The Difference Between Product Certification and Product Inspection
Product certification and product inspection are two distinctly difference services from the perspective of an inspection firm. Product certification is conducted by submitting a product sample to an accredited laboratory which then verifies that the submitted item complies with some specified regulation. Product inspection, on the other hand, can be conducted internally by the manufacturer or by the buyer or a third party to verify that production meets specific quality standards.
Even though these services are very different, many buyers still wonder...
Can Product Certification Be Checked During Inspection?
In theory, the answer is YES. Given an explicit list of physical requirements for an item, an auditor can perform tests to make sure that the item meets the requirements set forth by the certification body.
In practice, the answer is almost always NO for two main reasons:
- Inspections are mostly carried out in uncontrolled environments (factories, warehouses, etc.) with tools that may or may not be precisely calibrated; and
- Most importantly, inspectors typically are not recognized bodies qualified to verify certification.
Despite this, there are many ways to check, albeit roughly, if a product is compliant, in addition to product certification. For electrical items, the first way is to verify the item’s Component Data Form (CDF) during every inspection. A second way is to check the assembly of specific parts that are most likely to cause a serious problem. While a third-party inspection company may not be accredited by the certification body that sets the standards, they may be familiar enough with the standards to provide some assurance as to whether or not your product meets them.

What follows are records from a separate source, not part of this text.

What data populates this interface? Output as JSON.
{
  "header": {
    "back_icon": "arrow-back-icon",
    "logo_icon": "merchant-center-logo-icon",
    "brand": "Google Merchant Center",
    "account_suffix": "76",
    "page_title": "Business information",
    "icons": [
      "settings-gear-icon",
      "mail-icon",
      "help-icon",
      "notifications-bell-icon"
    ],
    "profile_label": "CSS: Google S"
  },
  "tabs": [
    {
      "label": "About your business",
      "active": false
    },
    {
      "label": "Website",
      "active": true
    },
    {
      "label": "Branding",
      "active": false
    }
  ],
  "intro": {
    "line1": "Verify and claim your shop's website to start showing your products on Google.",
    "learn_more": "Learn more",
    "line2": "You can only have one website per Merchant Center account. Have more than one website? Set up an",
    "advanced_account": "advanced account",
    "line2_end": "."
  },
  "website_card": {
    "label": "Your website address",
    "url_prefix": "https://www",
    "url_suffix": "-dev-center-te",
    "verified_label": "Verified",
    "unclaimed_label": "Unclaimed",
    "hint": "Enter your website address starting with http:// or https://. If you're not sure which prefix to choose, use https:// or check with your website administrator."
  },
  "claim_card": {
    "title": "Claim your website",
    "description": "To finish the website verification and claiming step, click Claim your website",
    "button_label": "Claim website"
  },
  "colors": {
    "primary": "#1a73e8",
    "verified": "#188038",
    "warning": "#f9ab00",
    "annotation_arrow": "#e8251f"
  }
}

Example Product Certification Checks for British Standard Plugs
Let’s return to the example mentioned earlier - you need to know if your blender has a British Standard (BS) plug. For sellers of electrical products in the UK, Ireland, and some former British territories, one of the most basic regulatory requirements they must meet is that the power plug must be a 13 A fused plug that complies with BS 1363. These plugs are renowned for being much larger than, say, an American plug but are significantly safer. Not surprisingly, the regulations the BS plug must comply with are much stricter.
BS plugs are 3 pronged with 2 live pins (the line and neutral pins) and 1 grounding pin. This grounding pin is also used to “open” sockets, which have shutters that keep 2 pronged plugs (with no grounding pin) or other foreign objects from being inserted into the socket. BS plugs also have their own internal fuses (with their own regulatory requirements) that add an extra layer of protection against surges.
Checks for BS plugs include checking for the presence of:
- Certification marks from one of 3 approved bodies on the plug itself (this is different than the certification marks on the product).
- Insulating sleeves (black or white sheathes) on the line and neutral pins to minimize the risk of a shock when pushing the plug in. Insulating sleeves are not allowed for earth pins.
- A side entry cable instead of a top entry cable, to make it difficult to unplug by tugging on the cable, which is an unsafe practice.
- A BS 1362 cartridge fuse with ratings of 13, 10, 7, 5, 3 or 2 amperes. This fuse should also have its own certification marks, usually from BSI or ASTA.
These checks are all relatively simple and easy to perform, but can be invaluable in catching serious compliance errors early on.
The people who inspect your product are not necessarily the same as those who are qualified to certify your product. A third-party inspection company is often familiar with product certification standards. They can perform some checks that might reveal if your product does not meet them, but they cannot ultimately certify your product. If you want to be 100 percent sure that your product meets all standards for certification, the best course would be to discuss this with your QC inspectors and consult a compliance expert or an accredited lab that can perform product certification. There is value in having your inspectors run checks for verifying standards to catch gross errors, but these checks cannot replace sending a product sample to a lab or other certified professional for verification.